In this tutorial, we will be taking a detailed look at each of the Constant nodes found in Softimage's Interactive Creative Environment. Each video in this course is a self-contained tutorial centering on one of the nodes found in ICE within Softimage. This means that these tutorial can be viewed in any order you wish, allowing you to jump straight to the content that is most relevant to you. These tutorials will take a detailed look at each of the nodes found within the Constant section of ICE and we'll learn how they can be used to speed up our workflow. Software required: Softimage 7 and higher.
Introduction and Project Overview The 2D Vector Constant node will output a vector that has only 2 dimensions inside of it. So like the name suggests, 2D, 2 dimensions, only 2 pieces of information will be stored in the vector, X and Y information, or U and V for example. So we're going to see how we can use the 2D vector to define the UV information on these rockets, so we can have all of these rockets sample a color from the no icon image to define their basic color. So as opposed to using material overrides which can be cumbersome, it's actually quite as simple to use ICE to distort the UV so you can get a color information or a pixel sample from an image instead, and use that as the color.

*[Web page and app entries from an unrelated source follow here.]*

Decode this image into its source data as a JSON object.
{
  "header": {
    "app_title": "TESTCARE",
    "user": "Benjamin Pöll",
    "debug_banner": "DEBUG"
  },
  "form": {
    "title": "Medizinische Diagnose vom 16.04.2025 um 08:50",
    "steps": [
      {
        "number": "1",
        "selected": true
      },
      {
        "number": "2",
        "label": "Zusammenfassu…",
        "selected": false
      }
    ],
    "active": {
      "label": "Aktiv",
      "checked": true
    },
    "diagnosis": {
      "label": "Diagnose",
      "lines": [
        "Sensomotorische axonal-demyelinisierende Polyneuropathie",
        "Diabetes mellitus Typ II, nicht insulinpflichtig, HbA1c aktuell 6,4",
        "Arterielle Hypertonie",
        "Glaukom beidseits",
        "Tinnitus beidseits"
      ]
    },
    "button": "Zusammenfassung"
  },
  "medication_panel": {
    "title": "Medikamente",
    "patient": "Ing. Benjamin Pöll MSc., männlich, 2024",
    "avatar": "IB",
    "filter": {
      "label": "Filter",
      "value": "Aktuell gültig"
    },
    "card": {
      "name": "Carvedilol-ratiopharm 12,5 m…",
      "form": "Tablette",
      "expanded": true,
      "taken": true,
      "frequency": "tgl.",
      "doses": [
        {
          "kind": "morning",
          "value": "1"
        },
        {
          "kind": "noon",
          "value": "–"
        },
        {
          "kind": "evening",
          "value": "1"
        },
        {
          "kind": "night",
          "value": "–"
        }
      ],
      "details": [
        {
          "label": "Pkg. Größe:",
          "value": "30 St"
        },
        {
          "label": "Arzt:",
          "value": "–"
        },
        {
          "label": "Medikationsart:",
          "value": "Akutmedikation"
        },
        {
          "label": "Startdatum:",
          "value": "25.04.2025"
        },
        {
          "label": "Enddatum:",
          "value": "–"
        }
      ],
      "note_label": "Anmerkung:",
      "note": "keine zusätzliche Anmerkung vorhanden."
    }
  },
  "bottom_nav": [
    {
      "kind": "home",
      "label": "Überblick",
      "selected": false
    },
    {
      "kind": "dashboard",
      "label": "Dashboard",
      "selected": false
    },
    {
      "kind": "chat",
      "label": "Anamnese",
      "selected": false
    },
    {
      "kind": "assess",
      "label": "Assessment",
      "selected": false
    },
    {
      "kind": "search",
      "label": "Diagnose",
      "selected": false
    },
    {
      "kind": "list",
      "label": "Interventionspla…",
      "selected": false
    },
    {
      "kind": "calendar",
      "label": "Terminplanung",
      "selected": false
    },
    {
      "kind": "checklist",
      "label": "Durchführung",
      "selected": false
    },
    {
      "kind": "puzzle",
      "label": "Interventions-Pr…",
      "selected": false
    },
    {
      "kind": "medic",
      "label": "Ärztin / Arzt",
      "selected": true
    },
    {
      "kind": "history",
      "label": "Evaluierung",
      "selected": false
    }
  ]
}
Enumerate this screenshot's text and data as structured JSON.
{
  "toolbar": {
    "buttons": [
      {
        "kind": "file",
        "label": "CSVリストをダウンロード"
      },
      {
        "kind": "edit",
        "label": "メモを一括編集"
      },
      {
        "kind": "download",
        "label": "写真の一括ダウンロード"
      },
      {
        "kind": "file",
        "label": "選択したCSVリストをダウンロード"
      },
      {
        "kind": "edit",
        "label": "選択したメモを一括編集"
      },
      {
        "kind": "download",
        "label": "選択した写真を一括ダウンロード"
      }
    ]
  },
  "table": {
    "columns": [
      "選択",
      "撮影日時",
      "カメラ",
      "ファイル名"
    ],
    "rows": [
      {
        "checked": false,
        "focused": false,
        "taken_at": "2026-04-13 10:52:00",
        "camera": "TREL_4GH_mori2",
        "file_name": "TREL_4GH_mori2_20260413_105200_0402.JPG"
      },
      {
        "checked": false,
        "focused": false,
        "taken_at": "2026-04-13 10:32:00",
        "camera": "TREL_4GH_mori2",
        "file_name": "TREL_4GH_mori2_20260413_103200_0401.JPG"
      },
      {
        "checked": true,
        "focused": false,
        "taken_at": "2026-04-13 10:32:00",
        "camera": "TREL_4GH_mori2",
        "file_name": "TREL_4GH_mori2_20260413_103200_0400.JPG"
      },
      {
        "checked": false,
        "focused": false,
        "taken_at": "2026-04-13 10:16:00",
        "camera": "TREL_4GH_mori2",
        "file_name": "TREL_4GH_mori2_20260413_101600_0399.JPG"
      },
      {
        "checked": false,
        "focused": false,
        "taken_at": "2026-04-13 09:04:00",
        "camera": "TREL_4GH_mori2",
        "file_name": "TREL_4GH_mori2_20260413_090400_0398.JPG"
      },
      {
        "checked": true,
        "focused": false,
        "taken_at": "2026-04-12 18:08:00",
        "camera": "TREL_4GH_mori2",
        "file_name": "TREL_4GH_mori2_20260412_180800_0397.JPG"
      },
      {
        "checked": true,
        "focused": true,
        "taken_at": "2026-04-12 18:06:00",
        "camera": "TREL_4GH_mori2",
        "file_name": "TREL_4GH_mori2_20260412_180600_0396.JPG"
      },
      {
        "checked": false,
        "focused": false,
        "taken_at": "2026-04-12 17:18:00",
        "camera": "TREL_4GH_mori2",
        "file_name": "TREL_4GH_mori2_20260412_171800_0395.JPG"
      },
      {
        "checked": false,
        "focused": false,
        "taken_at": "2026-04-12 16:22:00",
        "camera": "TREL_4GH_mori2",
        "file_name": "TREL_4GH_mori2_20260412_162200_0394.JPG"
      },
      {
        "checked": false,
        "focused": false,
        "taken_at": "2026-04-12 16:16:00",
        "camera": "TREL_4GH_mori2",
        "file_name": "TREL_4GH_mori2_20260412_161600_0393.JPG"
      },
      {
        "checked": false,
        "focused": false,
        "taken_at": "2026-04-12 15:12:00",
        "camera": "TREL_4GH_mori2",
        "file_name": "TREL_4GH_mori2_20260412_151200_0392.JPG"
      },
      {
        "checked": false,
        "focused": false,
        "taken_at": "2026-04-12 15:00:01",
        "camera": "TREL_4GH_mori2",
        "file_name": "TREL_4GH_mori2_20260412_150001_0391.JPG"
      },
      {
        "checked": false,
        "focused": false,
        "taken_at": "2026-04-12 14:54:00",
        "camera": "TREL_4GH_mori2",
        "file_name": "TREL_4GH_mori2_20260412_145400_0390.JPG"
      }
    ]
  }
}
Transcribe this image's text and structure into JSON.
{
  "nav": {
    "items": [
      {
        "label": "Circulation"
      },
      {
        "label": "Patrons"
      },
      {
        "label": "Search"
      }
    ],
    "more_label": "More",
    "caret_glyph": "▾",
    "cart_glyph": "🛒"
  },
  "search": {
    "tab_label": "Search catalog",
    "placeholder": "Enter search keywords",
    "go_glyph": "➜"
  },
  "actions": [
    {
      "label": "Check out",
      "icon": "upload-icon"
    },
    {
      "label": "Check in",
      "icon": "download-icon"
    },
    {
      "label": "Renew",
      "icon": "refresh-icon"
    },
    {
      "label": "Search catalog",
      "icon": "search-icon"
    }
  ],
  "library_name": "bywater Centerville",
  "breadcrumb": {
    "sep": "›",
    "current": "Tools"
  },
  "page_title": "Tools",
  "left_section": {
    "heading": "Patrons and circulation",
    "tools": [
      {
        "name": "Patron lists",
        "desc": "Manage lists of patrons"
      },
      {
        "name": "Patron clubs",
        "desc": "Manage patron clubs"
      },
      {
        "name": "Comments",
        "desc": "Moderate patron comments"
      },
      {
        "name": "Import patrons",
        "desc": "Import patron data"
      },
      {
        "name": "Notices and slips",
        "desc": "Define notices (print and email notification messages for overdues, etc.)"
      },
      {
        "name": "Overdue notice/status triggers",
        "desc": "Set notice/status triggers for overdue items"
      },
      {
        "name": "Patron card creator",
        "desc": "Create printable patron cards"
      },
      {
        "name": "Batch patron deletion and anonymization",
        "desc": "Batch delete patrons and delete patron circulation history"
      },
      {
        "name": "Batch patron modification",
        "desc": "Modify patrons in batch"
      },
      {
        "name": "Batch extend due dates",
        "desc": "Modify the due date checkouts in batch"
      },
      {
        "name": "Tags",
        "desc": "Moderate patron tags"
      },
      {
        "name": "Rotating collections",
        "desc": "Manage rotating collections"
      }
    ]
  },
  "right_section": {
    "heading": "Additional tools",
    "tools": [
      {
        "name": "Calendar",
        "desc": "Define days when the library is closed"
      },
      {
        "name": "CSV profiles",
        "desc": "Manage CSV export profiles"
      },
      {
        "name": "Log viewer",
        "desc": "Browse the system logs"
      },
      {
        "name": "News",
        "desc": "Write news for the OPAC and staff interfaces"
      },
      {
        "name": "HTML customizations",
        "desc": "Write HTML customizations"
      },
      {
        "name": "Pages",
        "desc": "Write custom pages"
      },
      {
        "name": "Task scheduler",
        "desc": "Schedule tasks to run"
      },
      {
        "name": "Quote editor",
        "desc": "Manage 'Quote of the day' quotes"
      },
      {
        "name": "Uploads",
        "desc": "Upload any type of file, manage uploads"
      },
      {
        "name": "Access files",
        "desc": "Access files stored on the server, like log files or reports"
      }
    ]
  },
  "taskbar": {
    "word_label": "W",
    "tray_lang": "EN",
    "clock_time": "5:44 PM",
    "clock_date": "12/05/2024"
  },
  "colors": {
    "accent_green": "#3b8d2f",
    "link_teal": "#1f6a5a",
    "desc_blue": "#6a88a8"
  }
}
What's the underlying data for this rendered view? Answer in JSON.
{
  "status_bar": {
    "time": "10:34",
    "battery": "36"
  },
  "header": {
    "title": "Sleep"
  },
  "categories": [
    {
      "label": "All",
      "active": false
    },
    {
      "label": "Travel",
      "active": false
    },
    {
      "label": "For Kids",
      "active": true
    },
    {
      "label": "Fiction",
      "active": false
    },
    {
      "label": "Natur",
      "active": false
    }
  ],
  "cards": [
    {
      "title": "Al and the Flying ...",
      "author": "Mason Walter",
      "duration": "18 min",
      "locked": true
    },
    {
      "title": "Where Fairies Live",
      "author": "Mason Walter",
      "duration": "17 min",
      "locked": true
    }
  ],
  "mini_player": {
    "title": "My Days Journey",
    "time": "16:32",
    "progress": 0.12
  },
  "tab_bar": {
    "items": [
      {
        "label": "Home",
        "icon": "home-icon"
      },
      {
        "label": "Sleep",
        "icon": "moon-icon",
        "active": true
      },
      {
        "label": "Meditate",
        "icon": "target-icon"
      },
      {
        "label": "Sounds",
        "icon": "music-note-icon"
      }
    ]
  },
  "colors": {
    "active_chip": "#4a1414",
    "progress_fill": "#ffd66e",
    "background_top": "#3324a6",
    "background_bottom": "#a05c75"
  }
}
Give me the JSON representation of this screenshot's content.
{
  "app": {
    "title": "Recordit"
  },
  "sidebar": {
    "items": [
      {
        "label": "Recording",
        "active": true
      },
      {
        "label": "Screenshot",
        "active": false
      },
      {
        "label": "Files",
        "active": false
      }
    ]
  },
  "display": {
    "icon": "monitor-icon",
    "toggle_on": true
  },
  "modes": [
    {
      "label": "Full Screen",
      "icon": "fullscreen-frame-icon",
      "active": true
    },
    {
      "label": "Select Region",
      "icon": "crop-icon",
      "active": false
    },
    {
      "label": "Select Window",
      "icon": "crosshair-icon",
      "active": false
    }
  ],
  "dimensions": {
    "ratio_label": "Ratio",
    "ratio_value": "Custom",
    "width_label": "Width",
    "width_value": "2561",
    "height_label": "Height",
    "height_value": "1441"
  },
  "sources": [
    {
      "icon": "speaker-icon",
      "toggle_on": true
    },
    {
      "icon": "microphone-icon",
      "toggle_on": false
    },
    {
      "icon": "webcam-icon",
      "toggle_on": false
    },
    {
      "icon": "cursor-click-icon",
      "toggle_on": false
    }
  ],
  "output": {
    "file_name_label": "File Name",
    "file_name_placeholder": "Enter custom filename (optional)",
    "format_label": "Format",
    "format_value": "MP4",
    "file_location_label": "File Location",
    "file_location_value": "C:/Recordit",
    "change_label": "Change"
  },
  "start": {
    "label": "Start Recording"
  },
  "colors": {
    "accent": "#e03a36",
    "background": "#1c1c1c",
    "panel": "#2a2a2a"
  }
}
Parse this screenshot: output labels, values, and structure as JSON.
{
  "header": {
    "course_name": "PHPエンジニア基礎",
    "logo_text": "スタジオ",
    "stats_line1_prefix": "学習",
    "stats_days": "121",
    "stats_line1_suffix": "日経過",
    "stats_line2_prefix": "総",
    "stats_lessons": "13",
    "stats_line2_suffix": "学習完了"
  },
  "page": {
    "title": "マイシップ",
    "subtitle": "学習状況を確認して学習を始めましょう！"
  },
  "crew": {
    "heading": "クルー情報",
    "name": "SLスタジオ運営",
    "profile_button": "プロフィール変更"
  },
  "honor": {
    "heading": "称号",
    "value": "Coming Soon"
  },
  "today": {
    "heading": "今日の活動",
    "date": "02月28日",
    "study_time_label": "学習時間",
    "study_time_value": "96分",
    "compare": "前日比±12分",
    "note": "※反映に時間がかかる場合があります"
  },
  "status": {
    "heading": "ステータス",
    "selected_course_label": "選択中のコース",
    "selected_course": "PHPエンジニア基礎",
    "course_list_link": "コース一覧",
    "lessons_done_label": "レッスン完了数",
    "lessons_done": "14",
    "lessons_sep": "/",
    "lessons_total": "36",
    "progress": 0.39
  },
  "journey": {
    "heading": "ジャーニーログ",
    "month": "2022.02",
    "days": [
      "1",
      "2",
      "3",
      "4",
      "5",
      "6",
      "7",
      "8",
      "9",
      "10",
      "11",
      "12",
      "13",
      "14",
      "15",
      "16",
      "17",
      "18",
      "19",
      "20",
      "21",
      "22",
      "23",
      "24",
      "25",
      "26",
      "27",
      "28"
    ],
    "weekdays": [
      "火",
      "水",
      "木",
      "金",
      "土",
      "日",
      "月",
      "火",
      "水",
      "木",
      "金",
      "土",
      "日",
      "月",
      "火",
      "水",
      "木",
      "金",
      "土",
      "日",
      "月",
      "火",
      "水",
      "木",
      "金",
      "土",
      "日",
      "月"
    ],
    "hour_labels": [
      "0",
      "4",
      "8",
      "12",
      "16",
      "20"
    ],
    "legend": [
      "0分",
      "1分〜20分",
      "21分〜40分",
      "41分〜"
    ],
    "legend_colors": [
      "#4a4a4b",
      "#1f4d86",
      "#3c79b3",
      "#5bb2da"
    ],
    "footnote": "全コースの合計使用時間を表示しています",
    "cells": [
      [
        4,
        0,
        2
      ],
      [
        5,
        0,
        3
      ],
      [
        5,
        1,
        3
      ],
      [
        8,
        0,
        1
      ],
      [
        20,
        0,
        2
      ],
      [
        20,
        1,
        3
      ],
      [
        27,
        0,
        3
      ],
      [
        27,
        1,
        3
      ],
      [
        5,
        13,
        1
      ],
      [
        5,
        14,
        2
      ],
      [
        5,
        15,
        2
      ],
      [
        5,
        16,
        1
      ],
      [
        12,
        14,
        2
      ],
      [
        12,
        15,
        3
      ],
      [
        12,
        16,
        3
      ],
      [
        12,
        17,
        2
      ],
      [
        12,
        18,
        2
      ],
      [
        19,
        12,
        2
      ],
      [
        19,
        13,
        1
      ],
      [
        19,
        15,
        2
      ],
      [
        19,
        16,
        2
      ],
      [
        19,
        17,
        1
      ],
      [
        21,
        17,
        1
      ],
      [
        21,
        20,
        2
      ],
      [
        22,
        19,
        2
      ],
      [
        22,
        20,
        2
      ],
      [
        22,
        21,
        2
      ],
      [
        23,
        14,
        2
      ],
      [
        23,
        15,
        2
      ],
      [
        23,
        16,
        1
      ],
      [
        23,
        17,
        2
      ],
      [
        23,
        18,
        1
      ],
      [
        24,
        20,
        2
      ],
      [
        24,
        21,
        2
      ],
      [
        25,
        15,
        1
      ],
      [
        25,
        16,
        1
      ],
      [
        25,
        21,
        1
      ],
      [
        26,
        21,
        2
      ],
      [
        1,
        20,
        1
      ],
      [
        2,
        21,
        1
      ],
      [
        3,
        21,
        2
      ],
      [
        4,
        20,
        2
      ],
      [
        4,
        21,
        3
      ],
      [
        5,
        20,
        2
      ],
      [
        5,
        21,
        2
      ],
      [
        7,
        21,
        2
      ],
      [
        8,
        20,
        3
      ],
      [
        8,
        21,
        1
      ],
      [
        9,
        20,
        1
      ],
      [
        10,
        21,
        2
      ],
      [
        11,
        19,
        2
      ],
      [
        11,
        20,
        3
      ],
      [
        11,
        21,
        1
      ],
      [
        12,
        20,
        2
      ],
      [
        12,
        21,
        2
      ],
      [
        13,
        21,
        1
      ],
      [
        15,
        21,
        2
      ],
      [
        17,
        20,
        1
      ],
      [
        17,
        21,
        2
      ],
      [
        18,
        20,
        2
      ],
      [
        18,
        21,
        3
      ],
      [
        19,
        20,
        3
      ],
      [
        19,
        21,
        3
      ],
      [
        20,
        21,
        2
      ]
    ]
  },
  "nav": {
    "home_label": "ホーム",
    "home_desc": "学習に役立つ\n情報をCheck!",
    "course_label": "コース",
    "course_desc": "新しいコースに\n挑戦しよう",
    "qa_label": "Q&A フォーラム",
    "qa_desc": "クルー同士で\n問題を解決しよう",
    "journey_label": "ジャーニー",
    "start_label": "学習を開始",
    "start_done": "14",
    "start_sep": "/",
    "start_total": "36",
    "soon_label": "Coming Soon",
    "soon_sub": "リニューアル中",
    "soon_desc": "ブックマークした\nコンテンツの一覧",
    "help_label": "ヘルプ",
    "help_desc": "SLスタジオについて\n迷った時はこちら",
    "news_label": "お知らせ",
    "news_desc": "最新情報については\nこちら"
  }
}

So let's apply this, we'll drop in a simple Null, and this null will store the ICETree that will affect the UV information on these rockets. So with that null selected, create a normal ICETree, and now all we have to do is set the data of the UV information on these parts here, or on these rockets. So let's grab a capital S, SetData node, drag and drop that in, and connect it into the Execute. Now in here, double-click the Set Data node, and let's use the Explorer to hunt down the rocket's UV information. So it's going to be under rocket1, Polygon Mesh, open the Clusters, open up the Texture_Coordinates_AUTO cluster, open up the Texture_Projection, which is going to be storing explicit UVWs on these rockets, open that up, and now select the UVs ICE attribute. And now we can set the data of every single UV on this rocket here. It's actually interesting, but if you were to grab any other rocket and press Alt+7 to bring up the Texture Editor, you would see the texture shape here. If you were to grab any other one, all the UVs are stored down here, because all the points are bound to whatever value we're setting. So that value can be defined with a constant for ease of changing or ease of use. Let's grab a 2D Vector Constant, and connect that into the UVs port. And now we can just simply choose the value in here, let's try something like. 5 and. 5, so we can grab the color at the center of the image, which happens to be green in this case. And now we can repeat the steps for the other rockets. Something interesting we can do, we can plug or add a new value by plugging in the constant in the New port. Now it's going to have an empty Reference, we can copy the original one, paste it in, and then just change the name here to the second rocket, because they're all duplicates of each other, they're also going to share the same clusters and the same UV properties. Now we can grab another 2D Vector, connect it in here, and we can once again set the value in a constant, so we can visualize where we're sampling the colors from. So for example, maybe in this case we want to get it from U. 2, and maybe Y at 0. So now we have a purple coloring. And now we can rinse and repeat to get the colors of these other objects. I'll do that so we can round out this particular session, just connect that in here, and connect one more time, and let's paste, and set this one to rocket3, and last but not least, paste the last one reference into rocket4, and now we can simply use other Constant nodes, grab another one, connect that in, and now in here we can choose maybe. 9, and maybe. 6 to get a different color, so let me try. 2 in here, still going to get us purple, let me just scoot up,. 3 for blue, and now, one more time I'll just copy, paste this node in, duplicate it, and now let's just set this one to. 7. So that way we can sample the different colors on a texture to shade our objects differently by simply distorting their UVs in such a manner.